Unimarket networks buying effort
Published in New Zealand Herald, July 2, 2008
Spend management is one of those shiny ideas for which organisations are willing to spend more to spend less.
Electronic procurement systems can avoid unnecessary multiple purchases. Better prices can be negotiated from suppliers. Fraud and waste can be detected more quickly.
It’s not easy though. Procurement systems have to be integrated to back end financial and asset control systems. Cultural change may be needed so staff go along with the programme. Systems need to be simple to use, so staff don’t have to wade through multiple screens to buy another packet of pens, or wait for days to get a purchase order approved.
It’s an area a lot of software vendors have tried to capture. ERP systems modules, online portals and marketplaces, buying clubs, anything to save a dollar off a ream of paper.
The big name in the space is Ariba, which is used by 18 of the top 20 Fortune 500 companies.
But Ariba has always been a high priced option for the New Zealand market, where it is mainly installed at the local branches of multinationals.
“Ariba is the top of the market, but there is 80 percent of the market they can never get to,” says Scott Blackwood, who has built a syndicated network system which aims to capture a big chunk of that 80 percent.

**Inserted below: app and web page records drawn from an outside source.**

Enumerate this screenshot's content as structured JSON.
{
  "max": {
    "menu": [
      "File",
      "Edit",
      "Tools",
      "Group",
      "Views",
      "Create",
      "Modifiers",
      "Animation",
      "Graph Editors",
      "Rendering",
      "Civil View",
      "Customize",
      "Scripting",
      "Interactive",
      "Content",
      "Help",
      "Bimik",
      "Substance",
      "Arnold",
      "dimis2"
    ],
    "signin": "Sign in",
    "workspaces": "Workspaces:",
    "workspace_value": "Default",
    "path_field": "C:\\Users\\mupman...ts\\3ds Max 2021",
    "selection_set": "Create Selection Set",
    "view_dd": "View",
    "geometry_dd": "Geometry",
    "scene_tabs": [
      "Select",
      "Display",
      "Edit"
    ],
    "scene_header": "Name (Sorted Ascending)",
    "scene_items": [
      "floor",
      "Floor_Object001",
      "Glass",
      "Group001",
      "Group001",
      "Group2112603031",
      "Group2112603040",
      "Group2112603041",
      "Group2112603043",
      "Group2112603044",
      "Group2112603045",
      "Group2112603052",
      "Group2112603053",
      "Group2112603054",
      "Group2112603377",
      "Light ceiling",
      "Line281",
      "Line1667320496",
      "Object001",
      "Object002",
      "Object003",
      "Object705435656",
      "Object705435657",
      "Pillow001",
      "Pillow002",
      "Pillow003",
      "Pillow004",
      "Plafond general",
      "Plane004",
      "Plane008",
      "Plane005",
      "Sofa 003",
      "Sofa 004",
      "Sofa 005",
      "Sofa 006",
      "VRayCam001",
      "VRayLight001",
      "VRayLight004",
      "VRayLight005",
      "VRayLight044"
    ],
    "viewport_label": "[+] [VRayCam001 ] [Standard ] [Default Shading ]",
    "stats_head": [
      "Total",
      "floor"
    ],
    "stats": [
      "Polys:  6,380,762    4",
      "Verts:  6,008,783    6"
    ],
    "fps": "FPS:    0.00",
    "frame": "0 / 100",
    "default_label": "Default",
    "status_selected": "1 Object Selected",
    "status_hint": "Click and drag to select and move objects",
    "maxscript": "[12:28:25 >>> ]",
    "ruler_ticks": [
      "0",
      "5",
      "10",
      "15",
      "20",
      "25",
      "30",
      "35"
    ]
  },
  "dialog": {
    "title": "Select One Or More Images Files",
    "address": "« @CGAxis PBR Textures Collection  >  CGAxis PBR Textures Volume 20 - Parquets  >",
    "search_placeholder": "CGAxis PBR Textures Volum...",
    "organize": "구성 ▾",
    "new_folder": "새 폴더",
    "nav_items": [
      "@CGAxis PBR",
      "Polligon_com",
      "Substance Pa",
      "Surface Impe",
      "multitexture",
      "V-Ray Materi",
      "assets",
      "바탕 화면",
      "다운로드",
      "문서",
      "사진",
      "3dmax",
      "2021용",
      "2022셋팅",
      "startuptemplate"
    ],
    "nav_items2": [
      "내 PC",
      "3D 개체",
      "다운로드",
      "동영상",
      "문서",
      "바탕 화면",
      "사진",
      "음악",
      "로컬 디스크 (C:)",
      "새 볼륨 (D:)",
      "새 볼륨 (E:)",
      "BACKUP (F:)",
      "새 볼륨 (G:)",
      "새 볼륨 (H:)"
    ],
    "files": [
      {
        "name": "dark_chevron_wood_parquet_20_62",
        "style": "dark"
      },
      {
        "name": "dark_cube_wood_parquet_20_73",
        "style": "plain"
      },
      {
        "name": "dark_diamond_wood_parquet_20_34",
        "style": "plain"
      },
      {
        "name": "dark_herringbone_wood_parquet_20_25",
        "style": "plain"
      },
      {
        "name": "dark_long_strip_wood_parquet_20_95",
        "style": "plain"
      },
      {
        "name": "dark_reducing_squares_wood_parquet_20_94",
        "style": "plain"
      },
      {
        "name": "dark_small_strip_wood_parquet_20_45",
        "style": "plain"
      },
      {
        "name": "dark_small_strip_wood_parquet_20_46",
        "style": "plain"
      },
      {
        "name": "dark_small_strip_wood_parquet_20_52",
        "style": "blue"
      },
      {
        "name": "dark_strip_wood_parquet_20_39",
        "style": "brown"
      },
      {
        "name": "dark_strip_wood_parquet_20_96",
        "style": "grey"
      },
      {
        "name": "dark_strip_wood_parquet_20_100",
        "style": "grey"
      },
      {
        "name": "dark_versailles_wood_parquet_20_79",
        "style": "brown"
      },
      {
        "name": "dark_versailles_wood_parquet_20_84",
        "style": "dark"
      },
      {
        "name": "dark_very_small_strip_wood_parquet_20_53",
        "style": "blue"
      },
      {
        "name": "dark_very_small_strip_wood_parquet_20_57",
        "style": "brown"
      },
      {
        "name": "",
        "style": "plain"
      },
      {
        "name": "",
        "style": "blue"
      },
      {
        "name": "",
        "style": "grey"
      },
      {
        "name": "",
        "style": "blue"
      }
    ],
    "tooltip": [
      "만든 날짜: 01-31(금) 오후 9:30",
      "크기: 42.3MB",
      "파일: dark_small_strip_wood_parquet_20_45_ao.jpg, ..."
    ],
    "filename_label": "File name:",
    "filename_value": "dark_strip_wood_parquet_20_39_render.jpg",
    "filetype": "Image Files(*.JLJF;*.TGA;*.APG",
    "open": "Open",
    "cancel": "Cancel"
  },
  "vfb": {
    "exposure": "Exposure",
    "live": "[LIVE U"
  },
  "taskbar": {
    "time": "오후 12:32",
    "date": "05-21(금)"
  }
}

The idea for Unimarket came to Blackwood during the eight years he worked as a consultant in the United States, helping large companies optimise their supply chains
Every project started with setting up a master register of customers and suppliers, and work out how to integrate as many as possible with whatever system was being implemented.
ERP or enterprise resource planning systems are great to run large organisations, but they often don’t communicate well with the outside world. Expensive gateways and data exchangers are needed to make sure messages don’t get scrambled.
Add to that the complexity of large organisations – the division of a large pharmaceutical company Blackwood spent time in had 30,000 customers and more than 2 million SKUs.
“It was impossible to keep customer systems up to date through EDI (electronic data interchange),” Blackwood says.
He came home in 2003 to make a better system.
His first recruit was a former classmate from Auckland University’s computer science department, Damien Hollis, who has also just returned home after developing the back end systems that power the lastminute.com travel site.
After a few years of working in the garage, the pair moved into the Icehouse incubator and started winning customers in tertiary education, local government and the corporate sector, as well as high powered support from the New Zealand IT community. Former gen-i chief executive Garth Biggs chairs the company.
Unimarket works on a software as a service model. That means it’s an Internet application living on Unimarket’s servers, rather than being installed at each customer site.
For buyers, costs are reduced by consolidating suppliers in one place, creating a uniform buying process, and ensuring any requisitions are made and recorded in the buyer’s own systems.
Because of the way Unimarket manages both buyer and supplier information, supplier information is always up to date, so people aren’t buying off out of date catalogues or price lists.
For suppliers like Office Express and House of Travel which have made their own investments into e-commerce, Unimarket presents a window into those systems.
Other suppliers can upload catalogues through a simple interface.
There is no duplication of information in different systems, and invoices always match purchase orders, cutting out the huge number of manual checks and corrections which impose hidden costs on procure to pay systems.
Buyers can team up internally or externally to get volume discounts, and supplier costs are reduced through scale and better business processes.
Blackwood says Unimarket is aimed at organisations that spend over $10 million across 50 or more suppliers, and at companies looking to sell into that market.
It’s also for companies which are trying to move their business more towards e-commerce, networking and collaboration.
Unimarket collects a monthly fee from customers who buy through its electronic procurement and invoicing modules, and if takes a small clip of the ticker from sellers.
He says Unimarket isn’t asking people to throw out their existing investments. They can use the whole system, or just the parts of it which complement what they have.
“If they use ERP solutions, we integrate. If they use spreadsheets and email, we can accommodate,” Blackwood says.
Because it doesn’t demand suppliers use EDI, it can carry a long tail, from the high volume vendors of office supplies to specialist outlets that may occasionally sell a few items to a university laboratory.
And because Unimarket is a syndicated network of suppliers, new customers can take advantage of integration which has already been done.
That means when Victoria University went live, it was able to immediately connect with all the existing suppliers it shared with Waikato University, which was already connected.
Unimarket is now out on the incubator, and has raised extra capital from investors to set up offices in Australia and the United States.
Blackwood says there’s no time to lose, as other firms try to solve the electronic procurement problems of the millions of firms around the world who don’t have the resources to implement Ariba-size solutions.
“There’s a land grab going on,” he says.
©Adam Gifford 2008